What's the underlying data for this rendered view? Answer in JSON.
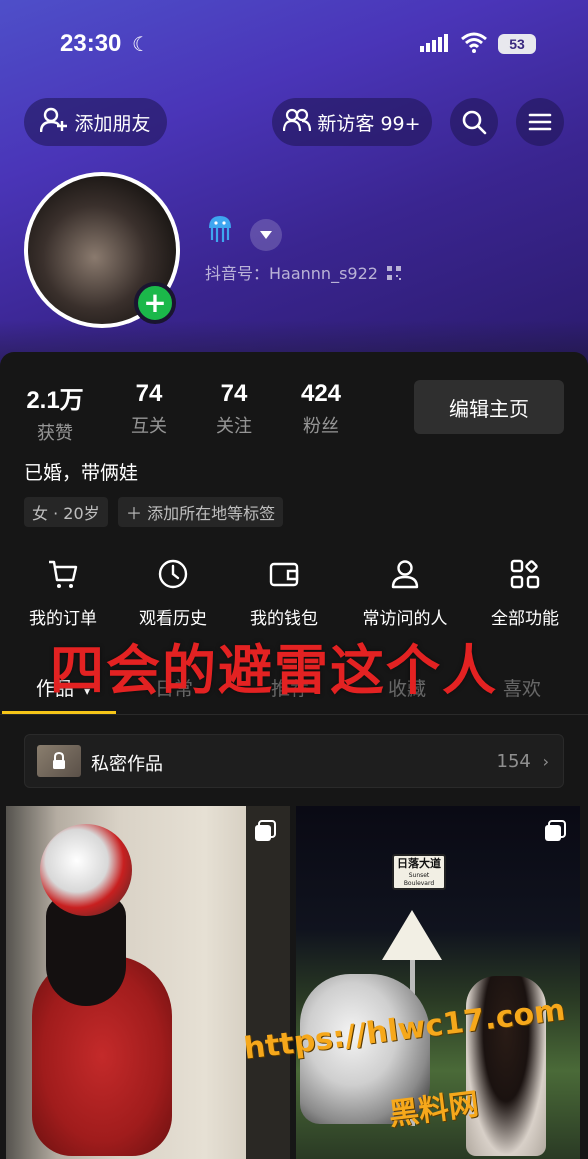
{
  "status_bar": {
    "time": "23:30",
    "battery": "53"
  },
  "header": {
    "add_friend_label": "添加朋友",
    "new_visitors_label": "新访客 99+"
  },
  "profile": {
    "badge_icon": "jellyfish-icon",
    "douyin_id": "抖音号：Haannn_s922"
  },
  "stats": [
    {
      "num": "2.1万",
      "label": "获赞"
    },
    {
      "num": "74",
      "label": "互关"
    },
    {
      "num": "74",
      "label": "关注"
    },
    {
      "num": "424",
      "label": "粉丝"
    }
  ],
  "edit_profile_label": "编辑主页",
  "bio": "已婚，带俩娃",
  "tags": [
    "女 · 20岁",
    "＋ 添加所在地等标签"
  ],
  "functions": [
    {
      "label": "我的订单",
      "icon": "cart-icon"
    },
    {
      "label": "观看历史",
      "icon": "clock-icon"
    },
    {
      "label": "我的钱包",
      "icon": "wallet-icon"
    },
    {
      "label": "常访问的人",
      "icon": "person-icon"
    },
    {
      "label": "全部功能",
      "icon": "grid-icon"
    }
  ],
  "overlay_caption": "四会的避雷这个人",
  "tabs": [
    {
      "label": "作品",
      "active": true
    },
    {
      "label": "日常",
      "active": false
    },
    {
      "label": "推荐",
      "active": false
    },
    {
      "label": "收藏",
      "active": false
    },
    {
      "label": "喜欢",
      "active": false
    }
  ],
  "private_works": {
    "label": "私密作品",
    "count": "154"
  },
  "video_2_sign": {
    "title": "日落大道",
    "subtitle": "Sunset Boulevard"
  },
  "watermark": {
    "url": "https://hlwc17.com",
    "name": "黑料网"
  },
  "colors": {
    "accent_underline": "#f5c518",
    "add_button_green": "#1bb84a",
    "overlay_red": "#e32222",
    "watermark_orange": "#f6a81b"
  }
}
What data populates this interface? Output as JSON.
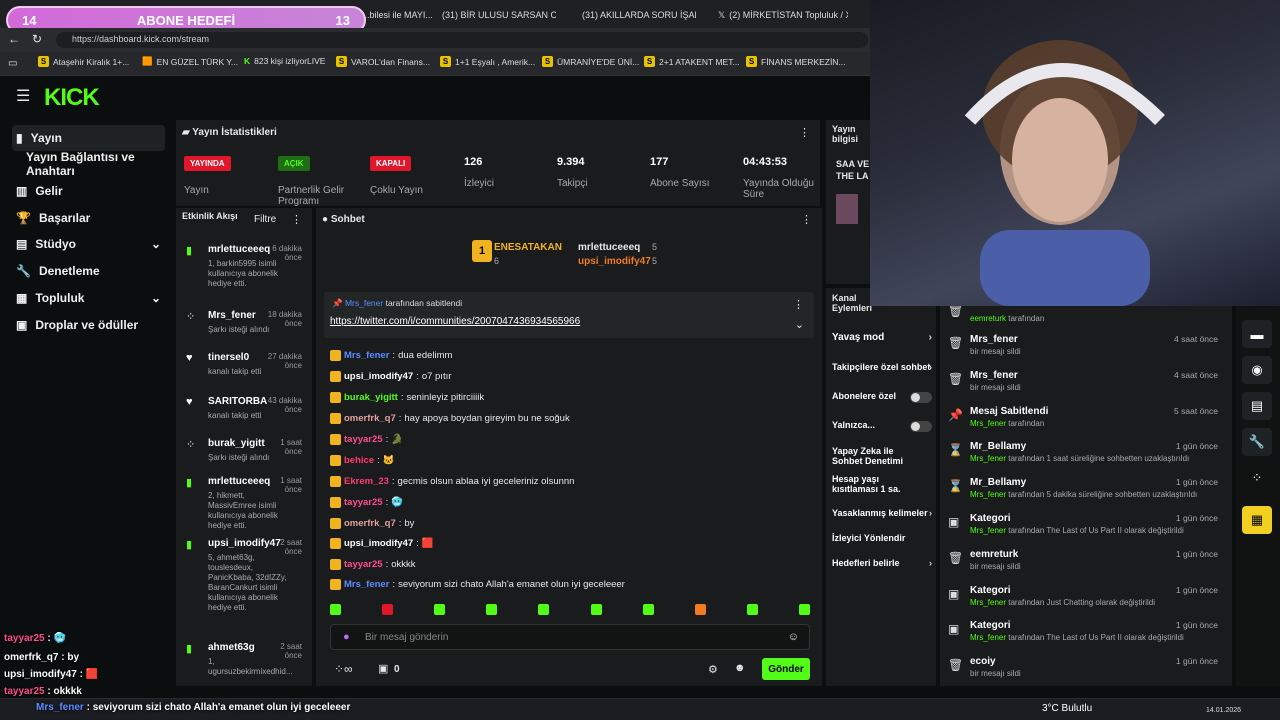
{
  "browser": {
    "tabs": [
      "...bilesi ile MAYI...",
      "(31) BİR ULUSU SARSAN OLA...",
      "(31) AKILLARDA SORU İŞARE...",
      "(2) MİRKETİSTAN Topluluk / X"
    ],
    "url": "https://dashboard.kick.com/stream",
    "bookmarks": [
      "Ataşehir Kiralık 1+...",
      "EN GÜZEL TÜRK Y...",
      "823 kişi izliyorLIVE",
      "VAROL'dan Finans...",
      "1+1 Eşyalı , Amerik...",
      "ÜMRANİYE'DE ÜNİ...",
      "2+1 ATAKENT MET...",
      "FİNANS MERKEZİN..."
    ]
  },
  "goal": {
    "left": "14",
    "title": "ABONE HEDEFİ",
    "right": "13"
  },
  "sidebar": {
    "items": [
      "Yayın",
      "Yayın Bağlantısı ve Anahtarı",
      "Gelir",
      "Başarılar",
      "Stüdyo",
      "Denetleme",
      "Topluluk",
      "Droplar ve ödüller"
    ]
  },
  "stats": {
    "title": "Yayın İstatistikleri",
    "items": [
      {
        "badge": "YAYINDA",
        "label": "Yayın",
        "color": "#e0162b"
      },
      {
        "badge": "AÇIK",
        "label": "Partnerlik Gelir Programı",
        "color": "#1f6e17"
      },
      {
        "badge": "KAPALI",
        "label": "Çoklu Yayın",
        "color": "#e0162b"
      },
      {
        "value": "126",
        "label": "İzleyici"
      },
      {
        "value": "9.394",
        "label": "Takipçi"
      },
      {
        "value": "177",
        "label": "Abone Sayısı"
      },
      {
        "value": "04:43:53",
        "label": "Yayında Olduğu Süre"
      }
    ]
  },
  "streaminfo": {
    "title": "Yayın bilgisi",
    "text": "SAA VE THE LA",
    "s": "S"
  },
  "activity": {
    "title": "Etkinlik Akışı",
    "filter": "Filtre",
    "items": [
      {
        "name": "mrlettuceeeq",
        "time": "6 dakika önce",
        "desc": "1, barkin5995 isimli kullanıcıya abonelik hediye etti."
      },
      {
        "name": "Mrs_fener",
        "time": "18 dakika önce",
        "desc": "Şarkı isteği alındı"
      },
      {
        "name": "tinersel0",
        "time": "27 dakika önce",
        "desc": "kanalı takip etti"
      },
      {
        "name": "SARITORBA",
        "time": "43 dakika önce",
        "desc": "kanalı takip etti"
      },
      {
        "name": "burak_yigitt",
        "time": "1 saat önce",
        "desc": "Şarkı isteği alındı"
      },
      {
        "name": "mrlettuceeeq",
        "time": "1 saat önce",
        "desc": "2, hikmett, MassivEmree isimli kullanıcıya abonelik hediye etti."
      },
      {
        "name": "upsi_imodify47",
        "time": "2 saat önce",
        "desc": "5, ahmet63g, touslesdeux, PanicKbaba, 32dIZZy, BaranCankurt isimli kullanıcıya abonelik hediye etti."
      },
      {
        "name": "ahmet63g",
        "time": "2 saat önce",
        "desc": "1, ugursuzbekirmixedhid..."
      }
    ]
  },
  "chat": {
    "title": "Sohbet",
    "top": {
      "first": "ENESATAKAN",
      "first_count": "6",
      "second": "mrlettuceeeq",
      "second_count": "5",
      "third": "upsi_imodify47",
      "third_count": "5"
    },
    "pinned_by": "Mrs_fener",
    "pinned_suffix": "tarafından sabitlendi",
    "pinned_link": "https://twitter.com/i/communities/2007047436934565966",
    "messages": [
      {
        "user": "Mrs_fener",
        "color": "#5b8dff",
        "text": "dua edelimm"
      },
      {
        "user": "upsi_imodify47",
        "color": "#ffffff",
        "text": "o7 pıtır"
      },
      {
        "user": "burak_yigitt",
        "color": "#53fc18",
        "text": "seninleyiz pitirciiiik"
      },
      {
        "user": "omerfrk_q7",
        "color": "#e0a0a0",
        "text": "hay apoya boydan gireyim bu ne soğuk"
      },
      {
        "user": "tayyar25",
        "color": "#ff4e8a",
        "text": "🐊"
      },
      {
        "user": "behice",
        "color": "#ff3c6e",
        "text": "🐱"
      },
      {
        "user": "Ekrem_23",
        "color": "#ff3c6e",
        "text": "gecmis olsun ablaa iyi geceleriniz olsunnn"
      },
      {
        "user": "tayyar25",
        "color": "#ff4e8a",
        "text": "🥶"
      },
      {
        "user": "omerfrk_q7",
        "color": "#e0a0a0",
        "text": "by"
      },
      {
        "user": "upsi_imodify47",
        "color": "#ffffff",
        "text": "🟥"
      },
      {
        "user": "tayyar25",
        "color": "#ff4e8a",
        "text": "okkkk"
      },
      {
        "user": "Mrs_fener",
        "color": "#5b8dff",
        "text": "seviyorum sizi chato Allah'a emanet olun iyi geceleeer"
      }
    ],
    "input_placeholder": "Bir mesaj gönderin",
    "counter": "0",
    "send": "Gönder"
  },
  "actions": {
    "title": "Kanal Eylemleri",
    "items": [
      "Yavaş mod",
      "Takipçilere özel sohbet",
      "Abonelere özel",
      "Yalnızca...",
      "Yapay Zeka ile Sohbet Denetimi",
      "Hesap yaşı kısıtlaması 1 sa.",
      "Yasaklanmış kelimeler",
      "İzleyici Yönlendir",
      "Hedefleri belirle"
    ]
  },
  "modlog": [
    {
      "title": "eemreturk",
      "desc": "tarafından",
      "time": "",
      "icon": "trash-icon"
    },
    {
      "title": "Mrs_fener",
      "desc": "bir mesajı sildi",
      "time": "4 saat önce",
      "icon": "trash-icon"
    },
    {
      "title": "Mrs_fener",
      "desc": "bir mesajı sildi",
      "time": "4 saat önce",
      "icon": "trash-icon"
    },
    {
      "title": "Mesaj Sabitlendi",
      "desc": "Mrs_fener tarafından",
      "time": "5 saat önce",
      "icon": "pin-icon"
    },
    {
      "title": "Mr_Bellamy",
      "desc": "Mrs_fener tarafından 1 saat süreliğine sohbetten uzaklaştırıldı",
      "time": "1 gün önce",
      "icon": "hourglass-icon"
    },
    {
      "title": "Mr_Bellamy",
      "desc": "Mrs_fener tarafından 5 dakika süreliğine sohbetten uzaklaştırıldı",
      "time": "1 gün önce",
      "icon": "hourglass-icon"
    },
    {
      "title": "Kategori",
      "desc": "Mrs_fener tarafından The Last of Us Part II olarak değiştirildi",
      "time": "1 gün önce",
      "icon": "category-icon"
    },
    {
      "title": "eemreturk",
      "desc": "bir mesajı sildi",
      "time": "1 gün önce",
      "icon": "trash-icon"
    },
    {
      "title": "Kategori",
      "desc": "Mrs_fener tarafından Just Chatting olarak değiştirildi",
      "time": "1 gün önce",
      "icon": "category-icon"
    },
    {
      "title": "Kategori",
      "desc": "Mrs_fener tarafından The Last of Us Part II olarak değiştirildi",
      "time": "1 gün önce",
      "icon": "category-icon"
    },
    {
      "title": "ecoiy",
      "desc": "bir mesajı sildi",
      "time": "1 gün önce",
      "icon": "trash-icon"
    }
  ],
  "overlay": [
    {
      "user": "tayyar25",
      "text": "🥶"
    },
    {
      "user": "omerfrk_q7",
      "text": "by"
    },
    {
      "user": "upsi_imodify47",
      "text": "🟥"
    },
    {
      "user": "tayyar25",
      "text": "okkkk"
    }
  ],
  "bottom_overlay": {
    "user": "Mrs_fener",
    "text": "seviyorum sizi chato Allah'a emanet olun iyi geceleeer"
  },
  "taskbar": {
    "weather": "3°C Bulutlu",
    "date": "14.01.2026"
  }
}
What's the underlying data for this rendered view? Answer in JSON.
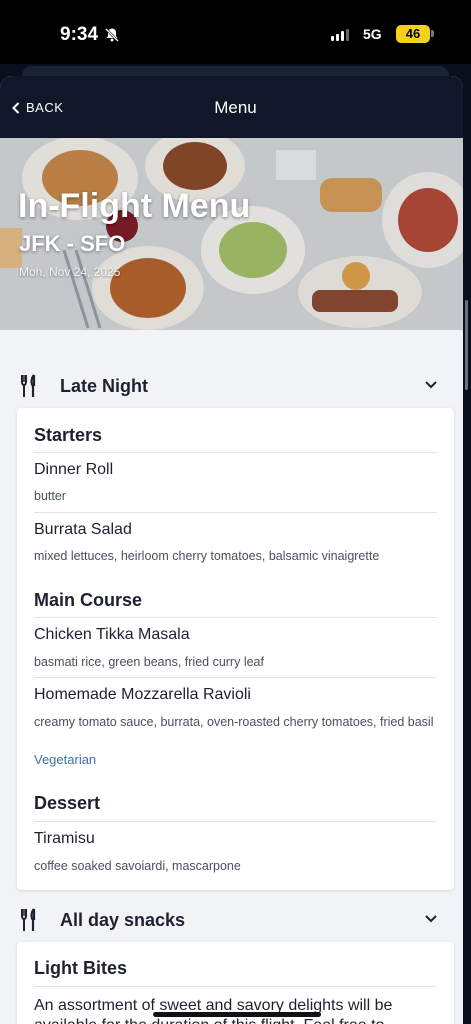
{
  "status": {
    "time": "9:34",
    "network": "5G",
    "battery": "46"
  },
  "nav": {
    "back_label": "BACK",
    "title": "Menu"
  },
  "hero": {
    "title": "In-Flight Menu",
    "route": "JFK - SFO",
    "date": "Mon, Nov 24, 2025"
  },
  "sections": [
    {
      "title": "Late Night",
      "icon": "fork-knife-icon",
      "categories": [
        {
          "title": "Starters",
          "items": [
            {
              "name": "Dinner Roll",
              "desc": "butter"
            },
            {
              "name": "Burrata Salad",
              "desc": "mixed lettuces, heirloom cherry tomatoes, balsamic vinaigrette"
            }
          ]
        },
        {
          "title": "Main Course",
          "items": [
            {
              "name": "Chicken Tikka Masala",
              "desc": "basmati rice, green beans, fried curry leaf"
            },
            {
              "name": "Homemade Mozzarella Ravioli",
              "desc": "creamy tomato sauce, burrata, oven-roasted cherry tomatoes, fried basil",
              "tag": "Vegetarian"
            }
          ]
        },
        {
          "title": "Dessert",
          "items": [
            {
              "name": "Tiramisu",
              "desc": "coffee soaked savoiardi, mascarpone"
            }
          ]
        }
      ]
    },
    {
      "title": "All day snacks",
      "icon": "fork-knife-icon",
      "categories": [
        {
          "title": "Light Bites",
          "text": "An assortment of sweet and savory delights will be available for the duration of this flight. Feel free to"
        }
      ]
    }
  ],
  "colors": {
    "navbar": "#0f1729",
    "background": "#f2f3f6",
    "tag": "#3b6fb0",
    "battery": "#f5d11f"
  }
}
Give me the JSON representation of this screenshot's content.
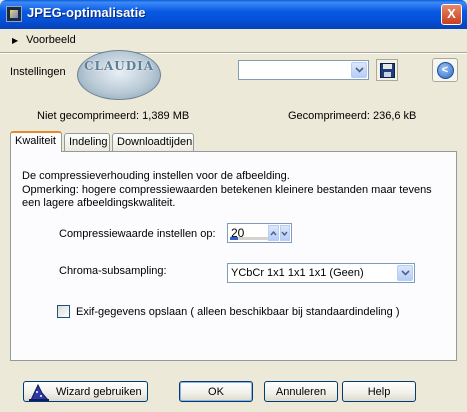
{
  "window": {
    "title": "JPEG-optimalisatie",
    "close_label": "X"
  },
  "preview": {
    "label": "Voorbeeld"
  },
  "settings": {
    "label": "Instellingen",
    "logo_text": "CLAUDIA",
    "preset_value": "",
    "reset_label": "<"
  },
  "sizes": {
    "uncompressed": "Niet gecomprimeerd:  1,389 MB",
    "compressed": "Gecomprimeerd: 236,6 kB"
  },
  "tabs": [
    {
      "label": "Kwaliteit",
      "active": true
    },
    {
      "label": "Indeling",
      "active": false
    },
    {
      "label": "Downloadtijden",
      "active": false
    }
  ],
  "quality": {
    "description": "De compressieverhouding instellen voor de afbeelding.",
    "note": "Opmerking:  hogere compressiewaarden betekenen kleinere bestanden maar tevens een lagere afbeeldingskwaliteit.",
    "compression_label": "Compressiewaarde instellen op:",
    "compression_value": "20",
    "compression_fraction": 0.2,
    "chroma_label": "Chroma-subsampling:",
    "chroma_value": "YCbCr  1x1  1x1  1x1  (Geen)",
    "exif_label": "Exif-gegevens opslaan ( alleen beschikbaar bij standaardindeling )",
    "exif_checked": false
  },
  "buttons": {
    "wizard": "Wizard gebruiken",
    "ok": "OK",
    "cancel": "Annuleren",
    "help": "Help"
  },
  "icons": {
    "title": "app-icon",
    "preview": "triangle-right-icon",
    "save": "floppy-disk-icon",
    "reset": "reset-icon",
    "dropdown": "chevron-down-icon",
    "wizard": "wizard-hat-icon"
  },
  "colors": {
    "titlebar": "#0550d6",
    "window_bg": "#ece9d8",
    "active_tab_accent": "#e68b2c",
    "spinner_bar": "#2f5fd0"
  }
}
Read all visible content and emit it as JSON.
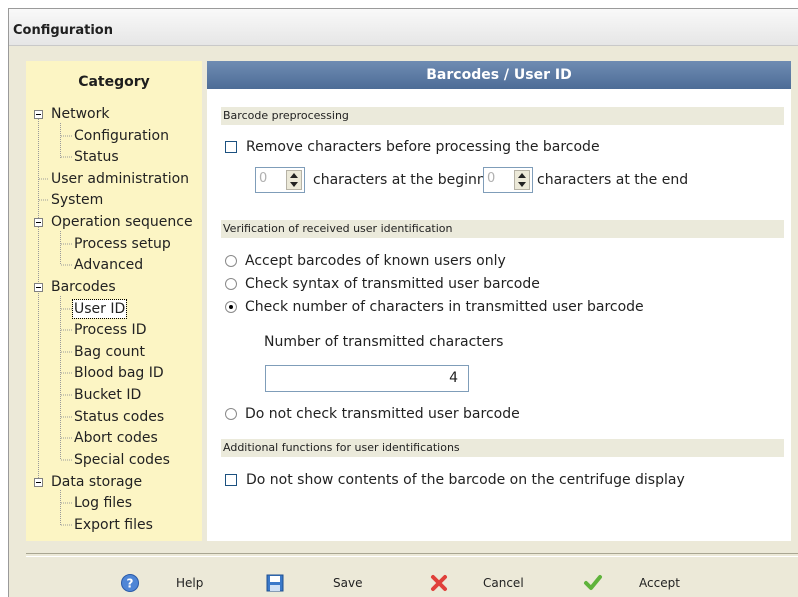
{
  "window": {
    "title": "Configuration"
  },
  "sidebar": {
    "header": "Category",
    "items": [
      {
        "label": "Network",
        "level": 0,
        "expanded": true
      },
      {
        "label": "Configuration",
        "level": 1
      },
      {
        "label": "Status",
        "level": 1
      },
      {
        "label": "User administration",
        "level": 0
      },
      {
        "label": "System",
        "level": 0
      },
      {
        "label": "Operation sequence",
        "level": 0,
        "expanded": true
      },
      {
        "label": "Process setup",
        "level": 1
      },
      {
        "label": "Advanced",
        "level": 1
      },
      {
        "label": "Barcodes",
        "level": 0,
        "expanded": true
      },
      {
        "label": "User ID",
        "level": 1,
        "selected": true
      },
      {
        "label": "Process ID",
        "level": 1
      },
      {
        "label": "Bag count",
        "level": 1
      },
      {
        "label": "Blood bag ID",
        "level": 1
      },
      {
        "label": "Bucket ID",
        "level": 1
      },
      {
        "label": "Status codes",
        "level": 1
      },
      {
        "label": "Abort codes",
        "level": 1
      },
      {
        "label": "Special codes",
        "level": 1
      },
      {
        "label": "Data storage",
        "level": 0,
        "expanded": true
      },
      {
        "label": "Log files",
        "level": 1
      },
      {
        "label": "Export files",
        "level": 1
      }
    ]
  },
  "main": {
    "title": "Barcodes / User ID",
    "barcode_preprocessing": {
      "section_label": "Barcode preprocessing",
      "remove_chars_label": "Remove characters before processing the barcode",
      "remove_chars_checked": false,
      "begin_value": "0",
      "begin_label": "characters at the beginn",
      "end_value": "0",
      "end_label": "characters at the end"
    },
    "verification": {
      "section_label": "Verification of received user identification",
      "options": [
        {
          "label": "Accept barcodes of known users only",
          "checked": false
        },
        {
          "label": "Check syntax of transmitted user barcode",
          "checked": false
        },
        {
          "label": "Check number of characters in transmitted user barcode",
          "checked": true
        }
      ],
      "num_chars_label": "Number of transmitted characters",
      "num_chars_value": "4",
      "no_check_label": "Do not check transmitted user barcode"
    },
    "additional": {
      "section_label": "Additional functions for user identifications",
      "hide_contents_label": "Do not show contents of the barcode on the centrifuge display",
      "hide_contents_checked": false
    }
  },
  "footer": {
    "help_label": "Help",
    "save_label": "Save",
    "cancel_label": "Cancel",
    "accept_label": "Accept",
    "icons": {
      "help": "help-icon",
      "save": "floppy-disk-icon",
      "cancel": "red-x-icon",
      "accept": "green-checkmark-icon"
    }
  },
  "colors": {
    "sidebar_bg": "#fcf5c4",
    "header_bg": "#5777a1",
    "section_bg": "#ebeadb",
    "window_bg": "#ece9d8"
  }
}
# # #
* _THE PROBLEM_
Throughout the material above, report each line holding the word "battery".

* _YOUR RESPONSE_
    "battery": "53"
    "battery": "46"
    "battery": "#f5d11f"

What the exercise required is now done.